#### EXERCISE REQUIREMENTS
Could you return the entire listing below exactly as written?

#### RECORDED INFORMATION
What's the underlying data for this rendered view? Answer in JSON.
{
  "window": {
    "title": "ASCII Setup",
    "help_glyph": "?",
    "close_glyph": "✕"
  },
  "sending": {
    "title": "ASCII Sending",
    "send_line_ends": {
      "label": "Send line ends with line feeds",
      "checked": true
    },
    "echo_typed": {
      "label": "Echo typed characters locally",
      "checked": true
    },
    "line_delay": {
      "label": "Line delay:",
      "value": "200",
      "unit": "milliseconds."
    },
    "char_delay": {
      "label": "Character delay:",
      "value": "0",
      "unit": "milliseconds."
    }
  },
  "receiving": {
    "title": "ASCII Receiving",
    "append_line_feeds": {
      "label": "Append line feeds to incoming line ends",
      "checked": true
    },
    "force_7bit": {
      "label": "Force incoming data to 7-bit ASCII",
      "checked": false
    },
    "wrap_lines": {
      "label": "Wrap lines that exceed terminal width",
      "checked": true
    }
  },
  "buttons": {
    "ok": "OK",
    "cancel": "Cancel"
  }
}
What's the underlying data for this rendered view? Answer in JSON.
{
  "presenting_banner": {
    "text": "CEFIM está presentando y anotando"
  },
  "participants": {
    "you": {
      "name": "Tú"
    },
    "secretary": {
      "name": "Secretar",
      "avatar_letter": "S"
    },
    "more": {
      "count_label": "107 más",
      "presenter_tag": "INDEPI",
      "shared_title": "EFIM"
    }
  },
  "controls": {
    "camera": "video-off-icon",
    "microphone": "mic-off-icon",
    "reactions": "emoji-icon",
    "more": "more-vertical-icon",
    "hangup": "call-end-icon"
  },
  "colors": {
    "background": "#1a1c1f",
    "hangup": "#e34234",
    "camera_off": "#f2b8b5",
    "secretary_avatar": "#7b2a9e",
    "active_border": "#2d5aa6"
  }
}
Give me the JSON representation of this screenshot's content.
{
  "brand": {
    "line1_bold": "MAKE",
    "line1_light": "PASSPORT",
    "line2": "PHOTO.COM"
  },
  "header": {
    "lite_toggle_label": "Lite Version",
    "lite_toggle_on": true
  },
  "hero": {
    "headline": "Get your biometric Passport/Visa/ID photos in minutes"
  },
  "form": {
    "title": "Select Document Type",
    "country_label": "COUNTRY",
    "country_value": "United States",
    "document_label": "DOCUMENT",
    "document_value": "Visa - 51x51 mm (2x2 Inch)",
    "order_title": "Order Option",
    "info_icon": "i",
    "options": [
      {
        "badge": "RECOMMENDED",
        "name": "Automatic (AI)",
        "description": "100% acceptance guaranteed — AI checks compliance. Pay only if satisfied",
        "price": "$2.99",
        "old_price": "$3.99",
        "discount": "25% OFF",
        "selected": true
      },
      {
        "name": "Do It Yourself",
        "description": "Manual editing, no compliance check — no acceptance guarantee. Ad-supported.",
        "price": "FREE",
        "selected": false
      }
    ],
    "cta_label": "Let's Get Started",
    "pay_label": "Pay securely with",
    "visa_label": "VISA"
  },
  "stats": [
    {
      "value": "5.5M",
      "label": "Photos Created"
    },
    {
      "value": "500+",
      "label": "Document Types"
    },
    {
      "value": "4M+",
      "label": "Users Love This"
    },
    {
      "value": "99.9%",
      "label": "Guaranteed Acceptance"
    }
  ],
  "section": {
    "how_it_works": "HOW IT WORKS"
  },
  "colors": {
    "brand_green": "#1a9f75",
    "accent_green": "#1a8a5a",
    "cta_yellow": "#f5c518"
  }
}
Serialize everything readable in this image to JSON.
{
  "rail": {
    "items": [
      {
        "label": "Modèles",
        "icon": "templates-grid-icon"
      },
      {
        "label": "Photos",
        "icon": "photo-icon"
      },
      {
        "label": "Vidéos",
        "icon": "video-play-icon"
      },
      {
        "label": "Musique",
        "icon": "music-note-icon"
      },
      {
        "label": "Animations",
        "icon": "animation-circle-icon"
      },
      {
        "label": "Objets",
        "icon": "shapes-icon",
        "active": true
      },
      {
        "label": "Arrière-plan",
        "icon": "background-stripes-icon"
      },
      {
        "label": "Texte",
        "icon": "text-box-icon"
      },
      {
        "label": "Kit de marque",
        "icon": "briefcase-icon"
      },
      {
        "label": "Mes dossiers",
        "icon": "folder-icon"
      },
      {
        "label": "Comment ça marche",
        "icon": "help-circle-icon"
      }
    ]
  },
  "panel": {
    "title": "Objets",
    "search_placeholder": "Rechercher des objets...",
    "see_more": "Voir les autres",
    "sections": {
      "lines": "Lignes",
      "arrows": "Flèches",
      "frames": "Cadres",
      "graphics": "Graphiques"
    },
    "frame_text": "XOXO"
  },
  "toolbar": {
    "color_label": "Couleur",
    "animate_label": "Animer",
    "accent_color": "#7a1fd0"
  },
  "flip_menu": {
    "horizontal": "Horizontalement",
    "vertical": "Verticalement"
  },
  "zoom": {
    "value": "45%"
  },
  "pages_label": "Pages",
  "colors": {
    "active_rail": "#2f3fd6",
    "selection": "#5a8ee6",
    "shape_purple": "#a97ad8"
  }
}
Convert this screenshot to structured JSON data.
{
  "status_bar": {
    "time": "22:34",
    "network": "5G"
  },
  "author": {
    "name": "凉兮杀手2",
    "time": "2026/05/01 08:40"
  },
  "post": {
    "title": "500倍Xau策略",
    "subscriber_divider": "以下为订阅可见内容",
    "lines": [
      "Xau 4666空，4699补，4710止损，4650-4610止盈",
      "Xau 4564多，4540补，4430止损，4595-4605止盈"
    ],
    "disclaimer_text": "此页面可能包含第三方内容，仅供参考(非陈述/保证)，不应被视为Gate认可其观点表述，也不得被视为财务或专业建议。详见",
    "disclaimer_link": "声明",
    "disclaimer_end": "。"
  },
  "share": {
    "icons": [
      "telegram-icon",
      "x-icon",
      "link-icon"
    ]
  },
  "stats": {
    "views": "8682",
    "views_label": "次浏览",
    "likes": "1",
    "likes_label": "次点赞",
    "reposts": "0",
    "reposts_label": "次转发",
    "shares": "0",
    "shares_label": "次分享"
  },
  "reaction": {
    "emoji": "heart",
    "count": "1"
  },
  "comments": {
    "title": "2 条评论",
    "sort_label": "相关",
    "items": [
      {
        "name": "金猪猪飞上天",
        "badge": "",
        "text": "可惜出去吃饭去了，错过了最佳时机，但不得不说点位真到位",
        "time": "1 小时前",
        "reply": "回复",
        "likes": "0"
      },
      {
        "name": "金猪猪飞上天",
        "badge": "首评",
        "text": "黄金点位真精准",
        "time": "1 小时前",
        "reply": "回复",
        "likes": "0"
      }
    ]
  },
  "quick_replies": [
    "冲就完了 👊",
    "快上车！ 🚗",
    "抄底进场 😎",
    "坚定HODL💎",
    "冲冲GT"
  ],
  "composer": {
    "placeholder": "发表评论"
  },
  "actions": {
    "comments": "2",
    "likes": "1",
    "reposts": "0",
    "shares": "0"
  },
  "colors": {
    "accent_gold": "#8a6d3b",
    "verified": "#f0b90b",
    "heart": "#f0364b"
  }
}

#### FINISHED EXERCISE
What's the underlying data for this rendered view? Answer in JSON.
{
  "window": {
    "title": "ASCII Setup",
    "help_glyph": "?",
    "close_glyph": "✕"
  },
  "sending": {
    "title": "ASCII Sending",
    "send_line_ends": {
      "label": "Send line ends with line feeds",
      "checked": true
    },
    "echo_typed": {
      "label": "Echo typed characters locally",
      "checked": true
    },
    "line_delay": {
      "label": "Line delay:",
      "value": "200",
      "unit": "milliseconds."
    },
    "char_delay": {
      "label": "Character delay:",
      "value": "0",
      "unit": "milliseconds."
    }
  },
  "receiving": {
    "title": "ASCII Receiving",
    "append_line_feeds": {
      "label": "Append line feeds to incoming line ends",
      "checked": true
    },
    "force_7bit": {
      "label": "Force incoming data to 7-bit ASCII",
      "checked": false
    },
    "wrap_lines": {
      "label": "Wrap lines that exceed terminal width",
      "checked": true
    }
  },
  "buttons": {
    "ok": "OK",
    "cancel": "Cancel"
  }
}
What's the underlying data for this rendered view? Answer in JSON.
{
  "presenting_banner": {
    "text": "CEFIM está presentando y anotando"
  },
  "participants": {
    "you": {
      "name": "Tú"
    },
    "secretary": {
      "name": "Secretar",
      "avatar_letter": "S"
    },
    "more": {
      "count_label": "107 más",
      "presenter_tag": "INDEPI",
      "shared_title": "EFIM"
    }
  },
  "controls": {
    "camera": "video-off-icon",
    "microphone": "mic-off-icon",
    "reactions": "emoji-icon",
    "more": "more-vertical-icon",
    "hangup": "call-end-icon"
  },
  "colors": {
    "background": "#1a1c1f",
    "hangup": "#e34234",
    "camera_off": "#f2b8b5",
    "secretary_avatar": "#7b2a9e",
    "active_border": "#2d5aa6"
  }
}
Give me the JSON representation of this screenshot's content.
{
  "brand": {
    "line1_bold": "MAKE",
    "line1_light": "PASSPORT",
    "line2": "PHOTO.COM"
  },
  "header": {
    "lite_toggle_label": "Lite Version",
    "lite_toggle_on": true
  },
  "hero": {
    "headline": "Get your biometric Passport/Visa/ID photos in minutes"
  },
  "form": {
    "title": "Select Document Type",
    "country_label": "COUNTRY",
    "country_value": "United States",
    "document_label": "DOCUMENT",
    "document_value": "Visa - 51x51 mm (2x2 Inch)",
    "order_title": "Order Option",
    "info_icon": "i",
    "options": [
      {
        "badge": "RECOMMENDED",
        "name": "Automatic (AI)",
        "description": "100% acceptance guaranteed — AI checks compliance. Pay only if satisfied",
        "price": "$2.99",
        "old_price": "$3.99",
        "discount": "25% OFF",
        "selected": true
      },
      {
        "name": "Do It Yourself",
        "description": "Manual editing, no compliance check — no acceptance guarantee. Ad-supported.",
        "price": "FREE",
        "selected": false
      }
    ],
    "cta_label": "Let's Get Started",
    "pay_label": "Pay securely with",
    "visa_label": "VISA"
  },
  "stats": [
    {
      "value": "5.5M",
      "label": "Photos Created"
    },
    {
      "value": "500+",
      "label": "Document Types"
    },
    {
      "value": "4M+",
      "label": "Users Love This"
    },
    {
      "value": "99.9%",
      "label": "Guaranteed Acceptance"
    }
  ],
  "section": {
    "how_it_works": "HOW IT WORKS"
  },
  "colors": {
    "brand_green": "#1a9f75",
    "accent_green": "#1a8a5a",
    "cta_yellow": "#f5c518"
  }
}
Serialize everything readable in this image to JSON.
{
  "rail": {
    "items": [
      {
        "label": "Modèles",
        "icon": "templates-grid-icon"
      },
      {
        "label": "Photos",
        "icon": "photo-icon"
      },
      {
        "label": "Vidéos",
        "icon": "video-play-icon"
      },
      {
        "label": "Musique",
        "icon": "music-note-icon"
      },
      {
        "label": "Animations",
        "icon": "animation-circle-icon"
      },
      {
        "label": "Objets",
        "icon": "shapes-icon",
        "active": true
      },
      {
        "label": "Arrière-plan",
        "icon": "background-stripes-icon"
      },
      {
        "label": "Texte",
        "icon": "text-box-icon"
      },
      {
        "label": "Kit de marque",
        "icon": "briefcase-icon"
      },
      {
        "label": "Mes dossiers",
        "icon": "folder-icon"
      },
      {
        "label": "Comment ça marche",
        "icon": "help-circle-icon"
      }
    ]
  },
  "panel": {
    "title": "Objets",
    "search_placeholder": "Rechercher des objets...",
    "see_more": "Voir les autres",
    "sections": {
      "lines": "Lignes",
      "arrows": "Flèches",
      "frames": "Cadres",
      "graphics": "Graphiques"
    },
    "frame_text": "XOXO"
  },
  "toolbar": {
    "color_label": "Couleur",
    "animate_label": "Animer",
    "accent_color": "#7a1fd0"
  },
  "flip_menu": {
    "horizontal": "Horizontalement",
    "vertical": "Verticalement"
  },
  "zoom": {
    "value": "45%"
  },
  "pages_label": "Pages",
  "colors": {
    "active_rail": "#2f3fd6",
    "selection": "#5a8ee6",
    "shape_purple": "#a97ad8"
  }
}
Convert this screenshot to structured JSON data.
{
  "status_bar": {
    "time": "22:34",
    "network": "5G"
  },
  "author": {
    "name": "凉兮杀手2",
    "time": "2026/05/01 08:40"
  },
  "post": {
    "title": "500倍Xau策略",
    "subscriber_divider": "以下为订阅可见内容",
    "lines": [
      "Xau 4666空，4699补，4710止损，4650-4610止盈",
      "Xau 4564多，4540补，4430止损，4595-4605止盈"
    ],
    "disclaimer_text": "此页面可能包含第三方内容，仅供参考(非陈述/保证)，不应被视为Gate认可其观点表述，也不得被视为财务或专业建议。详见",
    "disclaimer_link": "声明",
    "disclaimer_end": "。"
  },
  "share": {
    "icons": [
      "telegram-icon",
      "x-icon",
      "link-icon"
    ]
  },
  "stats": {
    "views": "8682",
    "views_label": "次浏览",
    "likes": "1",
    "likes_label": "次点赞",
    "reposts": "0",
    "reposts_label": "次转发",
    "shares": "0",
    "shares_label": "次分享"
  },
  "reaction": {
    "emoji": "heart",
    "count": "1"
  },
  "comments": {
    "title": "2 条评论",
    "sort_label": "相关",
    "items": [
      {
        "name": "金猪猪飞上天",
        "badge": "",
        "text": "可惜出去吃饭去了，错过了最佳时机，但不得不说点位真到位",
        "time": "1 小时前",
        "reply": "回复",
        "likes": "0"
      },
      {
        "name": "金猪猪飞上天",
        "badge": "首评",
        "text": "黄金点位真精准",
        "time": "1 小时前",
        "reply": "回复",
        "likes": "0"
      }
    ]
  },
  "quick_replies": [
    "冲就完了 👊",
    "快上车！ 🚗",
    "抄底进场 😎",
    "坚定HODL💎",
    "冲冲GT"
  ],
  "composer": {
    "placeholder": "发表评论"
  },
  "actions": {
    "comments": "2",
    "likes": "1",
    "reposts": "0",
    "shares": "0"
  },
  "colors": {
    "accent_gold": "#8a6d3b",
    "verified": "#f0b90b",
    "heart": "#f0364b"
  }
}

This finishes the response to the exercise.